Work to be completed:
The expected response is the full set of records, unchanged.

[Start of section]

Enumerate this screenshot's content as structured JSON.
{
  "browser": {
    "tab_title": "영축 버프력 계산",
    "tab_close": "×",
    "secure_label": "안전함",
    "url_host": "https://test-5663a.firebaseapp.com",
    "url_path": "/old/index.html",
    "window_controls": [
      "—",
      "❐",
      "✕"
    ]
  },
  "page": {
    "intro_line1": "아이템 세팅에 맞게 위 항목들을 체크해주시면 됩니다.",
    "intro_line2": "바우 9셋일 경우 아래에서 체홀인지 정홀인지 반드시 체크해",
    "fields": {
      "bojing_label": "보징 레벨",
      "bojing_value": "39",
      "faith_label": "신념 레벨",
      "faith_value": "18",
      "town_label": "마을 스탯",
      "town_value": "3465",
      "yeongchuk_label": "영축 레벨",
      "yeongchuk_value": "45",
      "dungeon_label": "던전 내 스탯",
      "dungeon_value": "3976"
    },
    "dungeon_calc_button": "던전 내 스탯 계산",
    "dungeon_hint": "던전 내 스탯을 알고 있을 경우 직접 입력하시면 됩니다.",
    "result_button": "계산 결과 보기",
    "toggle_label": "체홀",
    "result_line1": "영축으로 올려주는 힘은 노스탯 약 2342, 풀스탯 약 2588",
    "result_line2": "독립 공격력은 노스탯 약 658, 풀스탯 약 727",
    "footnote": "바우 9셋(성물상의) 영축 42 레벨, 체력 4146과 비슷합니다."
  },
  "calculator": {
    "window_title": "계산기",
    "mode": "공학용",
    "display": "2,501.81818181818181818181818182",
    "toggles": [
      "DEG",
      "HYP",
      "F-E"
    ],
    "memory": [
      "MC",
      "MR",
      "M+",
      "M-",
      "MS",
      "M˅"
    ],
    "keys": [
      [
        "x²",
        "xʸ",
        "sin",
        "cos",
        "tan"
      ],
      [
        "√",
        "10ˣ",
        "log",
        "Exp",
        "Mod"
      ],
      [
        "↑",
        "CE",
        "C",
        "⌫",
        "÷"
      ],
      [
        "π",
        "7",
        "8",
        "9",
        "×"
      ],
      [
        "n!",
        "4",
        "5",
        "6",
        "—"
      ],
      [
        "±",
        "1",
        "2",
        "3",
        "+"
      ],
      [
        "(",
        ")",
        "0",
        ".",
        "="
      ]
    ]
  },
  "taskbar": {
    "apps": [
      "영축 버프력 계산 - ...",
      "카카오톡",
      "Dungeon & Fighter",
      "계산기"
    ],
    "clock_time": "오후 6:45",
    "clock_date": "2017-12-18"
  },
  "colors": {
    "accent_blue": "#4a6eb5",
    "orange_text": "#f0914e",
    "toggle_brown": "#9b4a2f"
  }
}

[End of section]

Result of this task:
Enumerate this screenshot's content as structured JSON.
{
  "browser": {
    "tab_title": "영축 버프력 계산",
    "tab_close": "×",
    "secure_label": "안전함",
    "url_host": "https://test-5663a.firebaseapp.com",
    "url_path": "/old/index.html",
    "window_controls": [
      "—",
      "❐",
      "✕"
    ]
  },
  "page": {
    "intro_line1": "아이템 세팅에 맞게 위 항목들을 체크해주시면 됩니다.",
    "intro_line2": "바우 9셋일 경우 아래에서 체홀인지 정홀인지 반드시 체크해",
    "fields": {
      "bojing_label": "보징 레벨",
      "bojing_value": "39",
      "faith_label": "신념 레벨",
      "faith_value": "18",
      "town_label": "마을 스탯",
      "town_value": "3465",
      "yeongchuk_label": "영축 레벨",
      "yeongchuk_value": "45",
      "dungeon_label": "던전 내 스탯",
      "dungeon_value": "3976"
    },
    "dungeon_calc_button": "던전 내 스탯 계산",
    "dungeon_hint": "던전 내 스탯을 알고 있을 경우 직접 입력하시면 됩니다.",
    "result_button": "계산 결과 보기",
    "toggle_label": "체홀",
    "result_line1": "영축으로 올려주는 힘은 노스탯 약 2342, 풀스탯 약 2588",
    "result_line2": "독립 공격력은 노스탯 약 658, 풀스탯 약 727",
    "footnote": "바우 9셋(성물상의) 영축 42 레벨, 체력 4146과 비슷합니다."
  },
  "calculator": {
    "window_title": "계산기",
    "mode": "공학용",
    "display": "2,501.81818181818181818181818182",
    "toggles": [
      "DEG",
      "HYP",
      "F-E"
    ],
    "memory": [
      "MC",
      "MR",
      "M+",
      "M-",
      "MS",
      "M˅"
    ],
    "keys": [
      [
        "x²",
        "xʸ",
        "sin",
        "cos",
        "tan"
      ],
      [
        "√",
        "10ˣ",
        "log",
        "Exp",
        "Mod"
      ],
      [
        "↑",
        "CE",
        "C",
        "⌫",
        "÷"
      ],
      [
        "π",
        "7",
        "8",
        "9",
        "×"
      ],
      [
        "n!",
        "4",
        "5",
        "6",
        "—"
      ],
      [
        "±",
        "1",
        "2",
        "3",
        "+"
      ],
      [
        "(",
        ")",
        "0",
        ".",
        "="
      ]
    ]
  },
  "taskbar": {
    "apps": [
      "영축 버프력 계산 - ...",
      "카카오톡",
      "Dungeon & Fighter",
      "계산기"
    ],
    "clock_time": "오후 6:45",
    "clock_date": "2017-12-18"
  },
  "colors": {
    "accent_blue": "#4a6eb5",
    "orange_text": "#f0914e",
    "toggle_brown": "#9b4a2f"
  }
}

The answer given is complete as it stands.